Meanwhile, Konafa had passed into the hands of Stavros Niarchos, having been purchased for $625,000 through the BBA at the 1980 Keeneland November Sale. Then with two foals on the ground for Leo Gatto Roissard, she proved an immediate asset for Niarchos when the Mr Prospector filly she was carrying at the time of her purchase turned out to be Italian champion Proskona. She was followed a year later by the Riverman filly Korveya, winner of the Prix Chloe, and then in later years by the stakes-placed Leo’s Lucky Lady (by Seattle Slew), the granddam of current Hong Kong star Golden Sixty.

Both Proskona and Korveya later wound up in the hands of Gerald Leigh. 

Proskona was purchased in December 1994 through Alex Scrope and proceeded to produce Canadian Group 2 winner Calista for Leigh. Another of her daughters, the Persepolis filly Noesis, was to also become the dam of Leigh’s super producer Summer Sonnet, the dam of his top two-year-old Act One and Group 1-placed Summer Symphony.

Korveya, meanwhile, passed into Leigh’s ownership in 1989 at a time when the mare had a yearling colt by Woodman and colt foal by Procida on the ground; the Woodman developed into Hector Protector, a brilliant two-year-old who captured the 1991 Poule d’Essai des Poulains while the Procida was Shanghai, who emulated his older sibling by capturing the 1992 Poulains. Leigh understandably returned Korveya to Woodman and the mare repeated the trick by producing another brilliant miler in Bosra Sham, who added to the family’s Classic haul by landing the 1996 1,000 Guineas.

Leigh died in June 2002, only weeks after Act One had run second in the Prix du Jockey Club. Within 18 months, the majority of his stock had changed hands in a private transaction to Sheikh Mohammed in a deal that reportedly valued the group at £35 million.

Bosra Sham and Pat Eddery are led in after their 1,000 Guineas win in 1996 – Photo: George Selwyn

The highlight on paper was Leigh’s Irish 1,000 Guineas heroine Gossamer, a sister to Barathea, and indeed she later provided Sheikh Mohammed with Racing Post Trophy winner Ibn Khaldun. However, the group also included Proskona’s Nashwan daughter Epitome, who did her bit to underline the stock’s worth by producing Godolphin’s 2016 Prix Jean-Luc Lagardere winner Ultra. It is Ultra’s older half-sister, the New Approach mare Modern Ideals, who is now the dam of Modern Games. The colt is the best of three winners out of the mare, although an older sibling, four-time winner Modern News, is rated 105 for Charlie Appleby. 

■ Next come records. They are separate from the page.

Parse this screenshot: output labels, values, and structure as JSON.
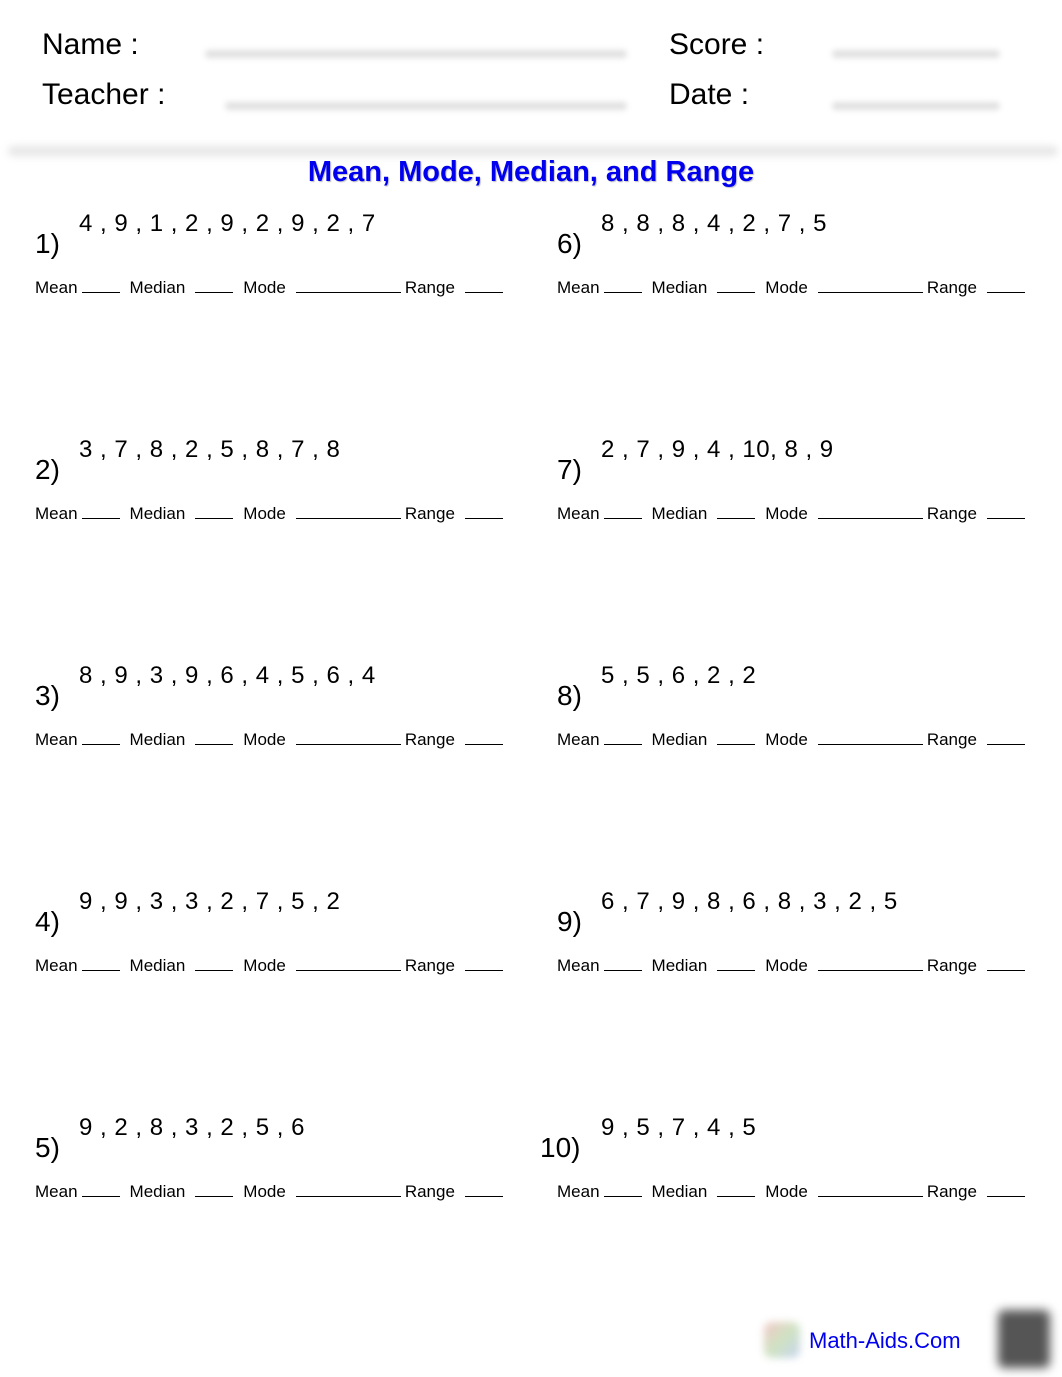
{
  "header": {
    "name_label": "Name :",
    "teacher_label": "Teacher :",
    "score_label": "Score :",
    "date_label": "Date :"
  },
  "title": "Mean, Mode, Median, and Range",
  "answer_labels": {
    "mean": "Mean",
    "median": "Median",
    "mode": "Mode",
    "range": "Range"
  },
  "problems": [
    {
      "number": "1)",
      "data": "4 , 9 , 1 , 2 , 9 , 2 , 9 , 2 , 7"
    },
    {
      "number": "2)",
      "data": "3 , 7 , 8 , 2 , 5 , 8 , 7 , 8"
    },
    {
      "number": "3)",
      "data": "8 , 9 , 3 , 9 , 6 , 4 , 5 , 6 , 4"
    },
    {
      "number": "4)",
      "data": "9 , 9 , 3 , 3 , 2 , 7 , 5 , 2"
    },
    {
      "number": "5)",
      "data": "9 , 2 , 8 , 3 , 2 , 5 , 6"
    },
    {
      "number": "6)",
      "data": "8 , 8 , 8 , 4 , 2 , 7 , 5"
    },
    {
      "number": "7)",
      "data": "2 , 7 , 9 , 4 , 10, 8 , 9"
    },
    {
      "number": "8)",
      "data": "5 , 5 , 6 , 2 , 2"
    },
    {
      "number": "9)",
      "data": "6 , 7 , 9 , 8 , 6 , 8 , 3 , 2 , 5"
    },
    {
      "number": "10)",
      "data": "9 , 5 , 7 , 4 , 5"
    }
  ],
  "footer": {
    "site": "Math-Aids.Com"
  }
}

Modern Ideals also has a yearling filly by Exceed And Excel and a filly foal by Mastercraftsman to come.

Over 15 years on from the purchase of Leigh’s stock and Modern Games’ immediate background – Dubawi over New Approach – bears a true Godolphin stamp.

Dubawi’s affinity with Galileo – think Night Of Thunder, Ghaiyyath, Concert Hall and Dartmouth – is well known so it stands to reason that utilising Galileo’s son New Approach with the line could also prove effective. The cross is understandably not as prolific as that of Dubawi and Galileo but out of 12 named foals, Modern Games heads a group of three stakes winners that also includes Group 2 scorer Ambition (out of Oaks heroine Talent) and Group 3 winner Fonthill Abbey.

In fact, Friday’s Breeders’ Cup card showcased New Approach’s burgeoning record as a damsire in a fine light, with another representative Malavath (by Mehmas) closing well to finish second to Pizza Bianca in the Juvenile Fillies Turf. 

New Approach is the damsire of 11 stakes winners in total, among them Earthlight in addition to Modern Games and Malavath. With a number of well-connected daughters in good hands currently in production, expect that figure to flourish.